Items from an interface collection
::::::::::

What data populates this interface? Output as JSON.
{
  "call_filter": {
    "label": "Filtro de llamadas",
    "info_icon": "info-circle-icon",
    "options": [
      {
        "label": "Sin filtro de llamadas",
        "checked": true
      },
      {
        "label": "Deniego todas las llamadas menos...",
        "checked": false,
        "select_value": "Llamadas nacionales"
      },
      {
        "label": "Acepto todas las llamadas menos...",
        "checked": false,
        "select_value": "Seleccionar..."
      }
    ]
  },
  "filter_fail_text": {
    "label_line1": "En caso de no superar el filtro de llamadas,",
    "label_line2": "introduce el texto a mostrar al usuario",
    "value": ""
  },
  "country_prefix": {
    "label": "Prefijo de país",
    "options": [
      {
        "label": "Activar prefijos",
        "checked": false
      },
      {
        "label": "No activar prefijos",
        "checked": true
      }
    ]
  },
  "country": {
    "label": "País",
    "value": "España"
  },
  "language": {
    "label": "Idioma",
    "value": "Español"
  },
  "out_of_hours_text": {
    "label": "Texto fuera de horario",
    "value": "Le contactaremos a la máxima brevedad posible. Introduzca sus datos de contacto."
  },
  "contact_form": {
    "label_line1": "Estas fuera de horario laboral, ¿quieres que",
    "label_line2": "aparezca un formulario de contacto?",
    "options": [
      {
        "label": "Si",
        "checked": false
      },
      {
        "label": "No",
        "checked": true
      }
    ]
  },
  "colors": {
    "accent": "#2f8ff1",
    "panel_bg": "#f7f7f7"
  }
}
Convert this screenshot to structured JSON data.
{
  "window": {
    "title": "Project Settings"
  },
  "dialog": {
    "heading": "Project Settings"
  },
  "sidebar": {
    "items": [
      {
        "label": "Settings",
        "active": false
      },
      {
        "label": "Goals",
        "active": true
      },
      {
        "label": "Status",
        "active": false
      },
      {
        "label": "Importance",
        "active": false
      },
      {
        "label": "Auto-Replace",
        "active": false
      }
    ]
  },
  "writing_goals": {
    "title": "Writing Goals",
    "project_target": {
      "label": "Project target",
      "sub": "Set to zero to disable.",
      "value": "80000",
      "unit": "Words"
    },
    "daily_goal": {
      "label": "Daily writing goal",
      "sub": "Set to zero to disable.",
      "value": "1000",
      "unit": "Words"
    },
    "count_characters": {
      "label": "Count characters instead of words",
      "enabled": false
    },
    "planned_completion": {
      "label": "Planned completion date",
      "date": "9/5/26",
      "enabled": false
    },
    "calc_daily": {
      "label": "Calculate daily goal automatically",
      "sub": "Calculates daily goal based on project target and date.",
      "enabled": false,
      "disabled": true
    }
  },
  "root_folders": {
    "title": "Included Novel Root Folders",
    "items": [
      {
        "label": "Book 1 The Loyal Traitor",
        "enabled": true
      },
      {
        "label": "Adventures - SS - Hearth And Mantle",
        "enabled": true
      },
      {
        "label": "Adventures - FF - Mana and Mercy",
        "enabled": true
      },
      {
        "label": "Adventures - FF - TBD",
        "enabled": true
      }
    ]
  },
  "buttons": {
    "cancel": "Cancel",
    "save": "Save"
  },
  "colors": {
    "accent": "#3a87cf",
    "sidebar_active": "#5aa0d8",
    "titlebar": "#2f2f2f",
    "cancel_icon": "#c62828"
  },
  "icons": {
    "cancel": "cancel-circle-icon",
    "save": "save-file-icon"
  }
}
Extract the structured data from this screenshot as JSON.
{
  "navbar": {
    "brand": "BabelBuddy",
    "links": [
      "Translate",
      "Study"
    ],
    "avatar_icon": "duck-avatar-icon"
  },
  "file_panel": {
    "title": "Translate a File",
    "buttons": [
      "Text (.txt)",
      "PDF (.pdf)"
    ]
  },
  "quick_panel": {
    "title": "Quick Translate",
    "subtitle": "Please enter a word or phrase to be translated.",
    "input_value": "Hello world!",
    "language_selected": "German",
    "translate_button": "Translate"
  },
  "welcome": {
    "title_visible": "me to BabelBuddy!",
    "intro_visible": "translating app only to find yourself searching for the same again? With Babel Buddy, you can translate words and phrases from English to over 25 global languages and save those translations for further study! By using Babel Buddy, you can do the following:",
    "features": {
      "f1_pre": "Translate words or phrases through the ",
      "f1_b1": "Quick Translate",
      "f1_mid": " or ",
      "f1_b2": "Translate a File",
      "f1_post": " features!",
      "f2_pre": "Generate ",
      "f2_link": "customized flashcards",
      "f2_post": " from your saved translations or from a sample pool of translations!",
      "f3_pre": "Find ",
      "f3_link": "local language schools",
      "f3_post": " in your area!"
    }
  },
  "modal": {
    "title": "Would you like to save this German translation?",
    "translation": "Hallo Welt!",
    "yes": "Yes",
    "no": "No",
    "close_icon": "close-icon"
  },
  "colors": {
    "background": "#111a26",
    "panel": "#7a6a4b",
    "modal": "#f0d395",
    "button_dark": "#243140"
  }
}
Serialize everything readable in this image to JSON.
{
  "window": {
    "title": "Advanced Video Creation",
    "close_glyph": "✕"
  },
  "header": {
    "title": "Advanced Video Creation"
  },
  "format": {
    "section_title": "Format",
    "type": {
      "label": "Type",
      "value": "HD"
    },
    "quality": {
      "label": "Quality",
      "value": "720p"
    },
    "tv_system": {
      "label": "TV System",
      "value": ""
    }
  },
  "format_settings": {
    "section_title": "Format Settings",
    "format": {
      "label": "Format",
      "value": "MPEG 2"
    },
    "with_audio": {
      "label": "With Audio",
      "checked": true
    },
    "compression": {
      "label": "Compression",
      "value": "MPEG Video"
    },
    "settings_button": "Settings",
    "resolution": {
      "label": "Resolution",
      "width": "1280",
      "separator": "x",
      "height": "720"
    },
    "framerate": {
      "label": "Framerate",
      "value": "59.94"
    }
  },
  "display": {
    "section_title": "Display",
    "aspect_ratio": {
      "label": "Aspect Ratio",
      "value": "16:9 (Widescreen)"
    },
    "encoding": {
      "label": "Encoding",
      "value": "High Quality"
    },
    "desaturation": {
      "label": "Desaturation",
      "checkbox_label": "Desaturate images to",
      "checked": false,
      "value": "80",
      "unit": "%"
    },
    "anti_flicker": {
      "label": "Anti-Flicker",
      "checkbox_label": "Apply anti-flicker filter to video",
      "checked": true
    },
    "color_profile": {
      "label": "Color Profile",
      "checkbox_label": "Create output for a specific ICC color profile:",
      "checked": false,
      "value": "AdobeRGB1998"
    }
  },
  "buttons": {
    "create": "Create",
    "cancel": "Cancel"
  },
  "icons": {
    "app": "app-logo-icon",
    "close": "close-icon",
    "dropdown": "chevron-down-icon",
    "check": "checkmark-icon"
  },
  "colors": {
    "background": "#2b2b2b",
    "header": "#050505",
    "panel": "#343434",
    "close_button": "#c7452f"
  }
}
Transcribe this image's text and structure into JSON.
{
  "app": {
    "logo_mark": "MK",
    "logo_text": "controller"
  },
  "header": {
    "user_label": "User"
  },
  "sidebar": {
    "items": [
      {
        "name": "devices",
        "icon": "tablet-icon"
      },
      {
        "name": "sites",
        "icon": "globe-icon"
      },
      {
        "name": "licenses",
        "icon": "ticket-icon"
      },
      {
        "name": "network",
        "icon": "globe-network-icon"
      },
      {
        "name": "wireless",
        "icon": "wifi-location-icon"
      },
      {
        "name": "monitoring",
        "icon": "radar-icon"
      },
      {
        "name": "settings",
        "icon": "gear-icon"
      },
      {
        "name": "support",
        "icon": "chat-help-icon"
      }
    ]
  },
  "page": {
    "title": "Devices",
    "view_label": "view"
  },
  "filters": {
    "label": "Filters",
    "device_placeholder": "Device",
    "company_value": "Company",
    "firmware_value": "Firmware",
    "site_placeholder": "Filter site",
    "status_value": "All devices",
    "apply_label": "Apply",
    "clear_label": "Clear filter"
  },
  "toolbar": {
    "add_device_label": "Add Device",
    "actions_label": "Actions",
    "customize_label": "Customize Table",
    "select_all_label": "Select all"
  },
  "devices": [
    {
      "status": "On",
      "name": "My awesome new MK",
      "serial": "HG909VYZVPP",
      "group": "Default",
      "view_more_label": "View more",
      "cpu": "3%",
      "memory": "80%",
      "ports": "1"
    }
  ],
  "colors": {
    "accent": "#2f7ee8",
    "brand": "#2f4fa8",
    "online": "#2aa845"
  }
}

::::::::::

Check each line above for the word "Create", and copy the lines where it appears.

      "checkbox_label": "Create output for a specific ICC color profile:",
    "create": "Create",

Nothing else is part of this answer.